What the exercise asks: Print the data exactly. Omit the pictures.

Input for this task:
►

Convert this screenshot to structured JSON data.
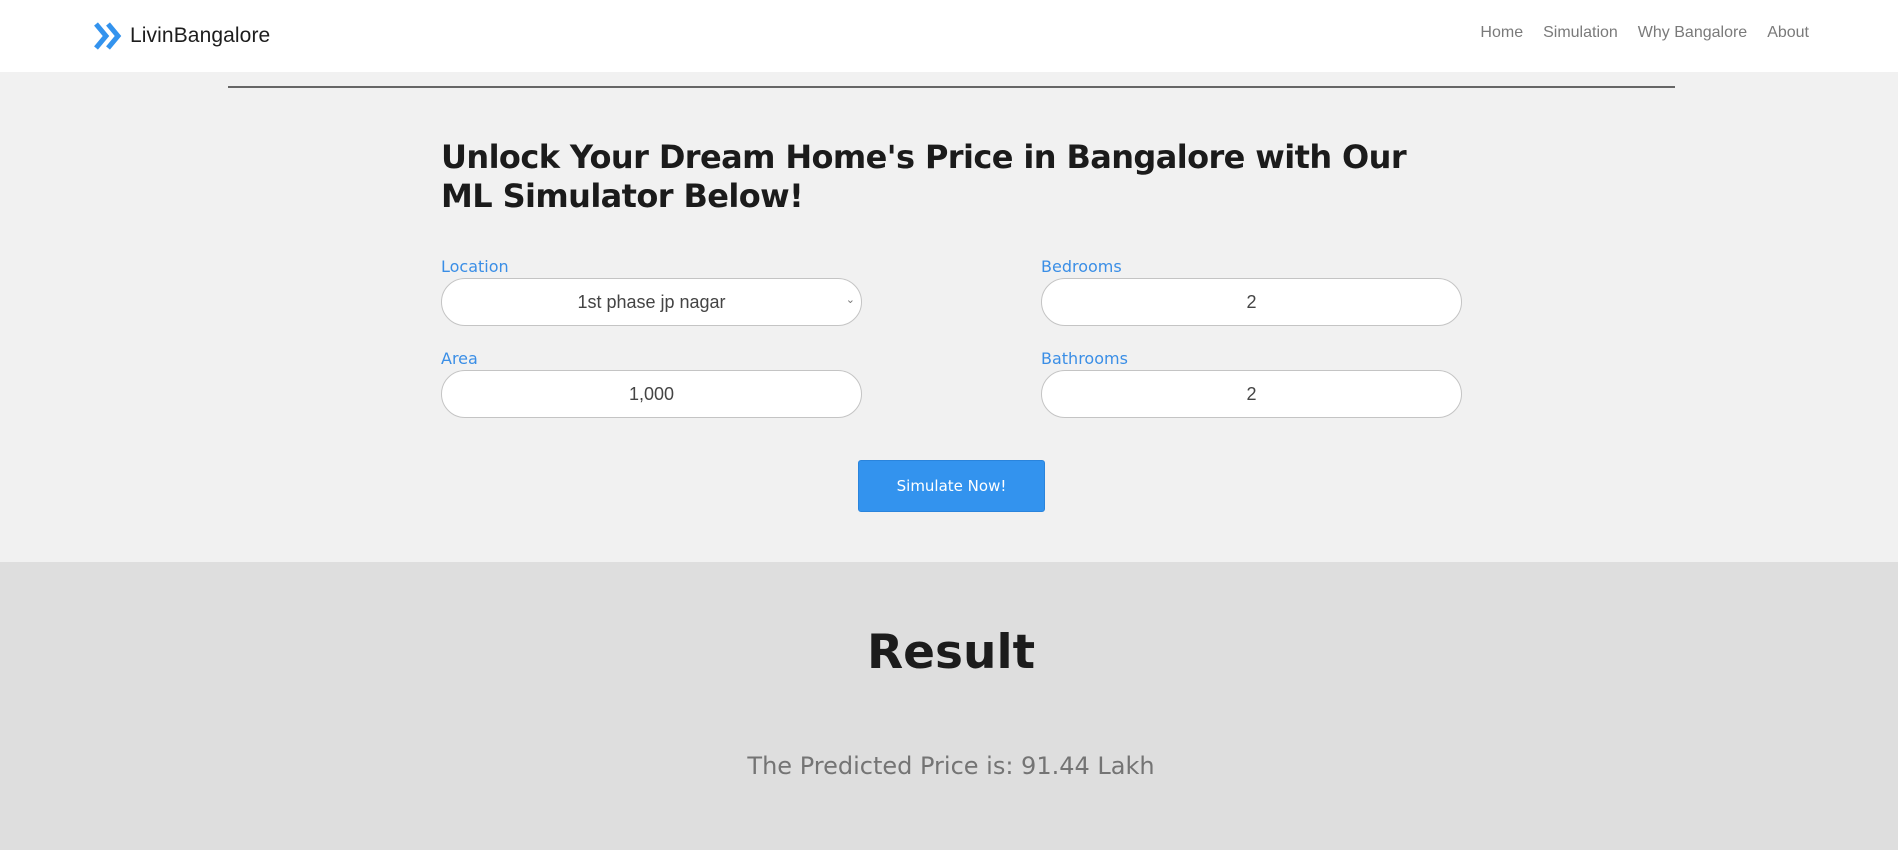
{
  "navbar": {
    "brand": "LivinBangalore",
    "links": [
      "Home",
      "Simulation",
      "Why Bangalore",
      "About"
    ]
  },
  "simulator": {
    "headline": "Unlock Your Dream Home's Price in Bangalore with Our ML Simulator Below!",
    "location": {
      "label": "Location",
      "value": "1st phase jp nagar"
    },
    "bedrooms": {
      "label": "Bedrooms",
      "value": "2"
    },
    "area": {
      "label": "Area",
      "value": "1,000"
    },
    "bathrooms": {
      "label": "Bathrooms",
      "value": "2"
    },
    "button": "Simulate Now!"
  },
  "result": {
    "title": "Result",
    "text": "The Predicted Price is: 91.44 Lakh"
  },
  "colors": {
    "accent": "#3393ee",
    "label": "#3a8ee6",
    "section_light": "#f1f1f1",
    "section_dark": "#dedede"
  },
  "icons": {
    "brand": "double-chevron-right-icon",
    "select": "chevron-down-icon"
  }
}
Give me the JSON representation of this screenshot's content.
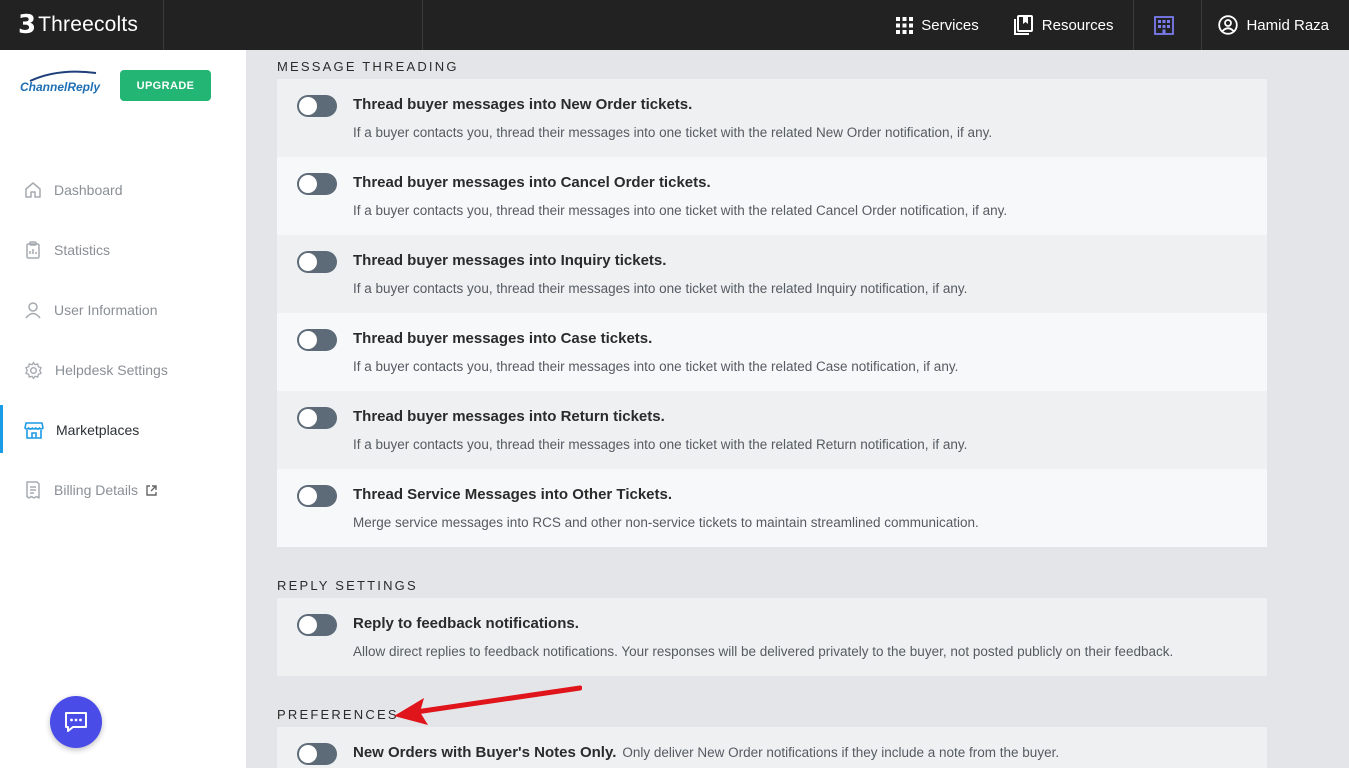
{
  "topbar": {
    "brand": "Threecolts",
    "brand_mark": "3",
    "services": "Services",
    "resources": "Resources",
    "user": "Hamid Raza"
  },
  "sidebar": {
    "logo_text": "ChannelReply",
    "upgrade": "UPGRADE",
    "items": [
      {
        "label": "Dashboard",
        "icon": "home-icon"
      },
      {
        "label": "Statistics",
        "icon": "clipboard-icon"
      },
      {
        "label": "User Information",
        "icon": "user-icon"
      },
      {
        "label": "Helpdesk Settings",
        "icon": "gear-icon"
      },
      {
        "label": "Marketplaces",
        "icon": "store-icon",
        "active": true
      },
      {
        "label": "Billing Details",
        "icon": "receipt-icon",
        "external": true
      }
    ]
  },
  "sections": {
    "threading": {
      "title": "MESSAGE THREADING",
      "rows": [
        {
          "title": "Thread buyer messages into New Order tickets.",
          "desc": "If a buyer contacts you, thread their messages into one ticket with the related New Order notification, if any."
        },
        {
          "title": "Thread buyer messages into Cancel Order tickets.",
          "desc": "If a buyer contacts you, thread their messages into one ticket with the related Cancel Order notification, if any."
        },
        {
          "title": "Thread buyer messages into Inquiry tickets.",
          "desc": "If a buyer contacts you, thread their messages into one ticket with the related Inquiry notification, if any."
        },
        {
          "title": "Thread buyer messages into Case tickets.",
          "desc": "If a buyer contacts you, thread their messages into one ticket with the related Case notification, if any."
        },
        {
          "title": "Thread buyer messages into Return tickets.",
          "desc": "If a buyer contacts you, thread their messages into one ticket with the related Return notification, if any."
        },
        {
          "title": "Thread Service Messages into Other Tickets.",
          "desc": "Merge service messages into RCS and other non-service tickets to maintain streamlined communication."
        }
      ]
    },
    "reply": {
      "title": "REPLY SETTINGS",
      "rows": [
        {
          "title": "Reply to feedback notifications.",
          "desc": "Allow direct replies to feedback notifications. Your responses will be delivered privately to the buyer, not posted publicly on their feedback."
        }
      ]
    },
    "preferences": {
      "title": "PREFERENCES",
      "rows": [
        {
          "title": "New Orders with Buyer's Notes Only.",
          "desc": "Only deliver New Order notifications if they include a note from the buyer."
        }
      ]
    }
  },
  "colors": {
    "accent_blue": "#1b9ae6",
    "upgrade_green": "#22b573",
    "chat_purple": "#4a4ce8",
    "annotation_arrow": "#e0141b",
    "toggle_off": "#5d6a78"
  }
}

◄

Answer section:
Convert this screenshot to structured JSON data.
{
  "navbar": {
    "brand": "LivinBangalore",
    "links": [
      "Home",
      "Simulation",
      "Why Bangalore",
      "About"
    ]
  },
  "simulator": {
    "headline": "Unlock Your Dream Home's Price in Bangalore with Our ML Simulator Below!",
    "location": {
      "label": "Location",
      "value": "1st phase jp nagar"
    },
    "bedrooms": {
      "label": "Bedrooms",
      "value": "2"
    },
    "area": {
      "label": "Area",
      "value": "1,000"
    },
    "bathrooms": {
      "label": "Bathrooms",
      "value": "2"
    },
    "button": "Simulate Now!"
  },
  "result": {
    "title": "Result",
    "text": "The Predicted Price is: 91.44 Lakh"
  },
  "colors": {
    "accent": "#3393ee",
    "label": "#3a8ee6",
    "section_light": "#f1f1f1",
    "section_dark": "#dedede"
  },
  "icons": {
    "brand": "double-chevron-right-icon",
    "select": "chevron-down-icon"
  }
}
Give me the JSON representation of this screenshot's content.
{
  "topbar": {
    "brand": "Threecolts",
    "brand_mark": "3",
    "services": "Services",
    "resources": "Resources",
    "user": "Hamid Raza"
  },
  "sidebar": {
    "logo_text": "ChannelReply",
    "upgrade": "UPGRADE",
    "items": [
      {
        "label": "Dashboard",
        "icon": "home-icon"
      },
      {
        "label": "Statistics",
        "icon": "clipboard-icon"
      },
      {
        "label": "User Information",
        "icon": "user-icon"
      },
      {
        "label": "Helpdesk Settings",
        "icon": "gear-icon"
      },
      {
        "label": "Marketplaces",
        "icon": "store-icon",
        "active": true
      },
      {
        "label": "Billing Details",
        "icon": "receipt-icon",
        "external": true
      }
    ]
  },
  "sections": {
    "threading": {
      "title": "MESSAGE THREADING",
      "rows": [
        {
          "title": "Thread buyer messages into New Order tickets.",
          "desc": "If a buyer contacts you, thread their messages into one ticket with the related New Order notification, if any."
        },
        {
          "title": "Thread buyer messages into Cancel Order tickets.",
          "desc": "If a buyer contacts you, thread their messages into one ticket with the related Cancel Order notification, if any."
        },
        {
          "title": "Thread buyer messages into Inquiry tickets.",
          "desc": "If a buyer contacts you, thread their messages into one ticket with the related Inquiry notification, if any."
        },
        {
          "title": "Thread buyer messages into Case tickets.",
          "desc": "If a buyer contacts you, thread their messages into one ticket with the related Case notification, if any."
        },
        {
          "title": "Thread buyer messages into Return tickets.",
          "desc": "If a buyer contacts you, thread their messages into one ticket with the related Return notification, if any."
        },
        {
          "title": "Thread Service Messages into Other Tickets.",
          "desc": "Merge service messages into RCS and other non-service tickets to maintain streamlined communication."
        }
      ]
    },
    "reply": {
      "title": "REPLY SETTINGS",
      "rows": [
        {
          "title": "Reply to feedback notifications.",
          "desc": "Allow direct replies to feedback notifications. Your responses will be delivered privately to the buyer, not posted publicly on their feedback."
        }
      ]
    },
    "preferences": {
      "title": "PREFERENCES",
      "rows": [
        {
          "title": "New Orders with Buyer's Notes Only.",
          "desc": "Only deliver New Order notifications if they include a note from the buyer."
        }
      ]
    }
  },
  "colors": {
    "accent_blue": "#1b9ae6",
    "upgrade_green": "#22b573",
    "chat_purple": "#4a4ce8",
    "annotation_arrow": "#e0141b",
    "toggle_off": "#5d6a78"
  }
}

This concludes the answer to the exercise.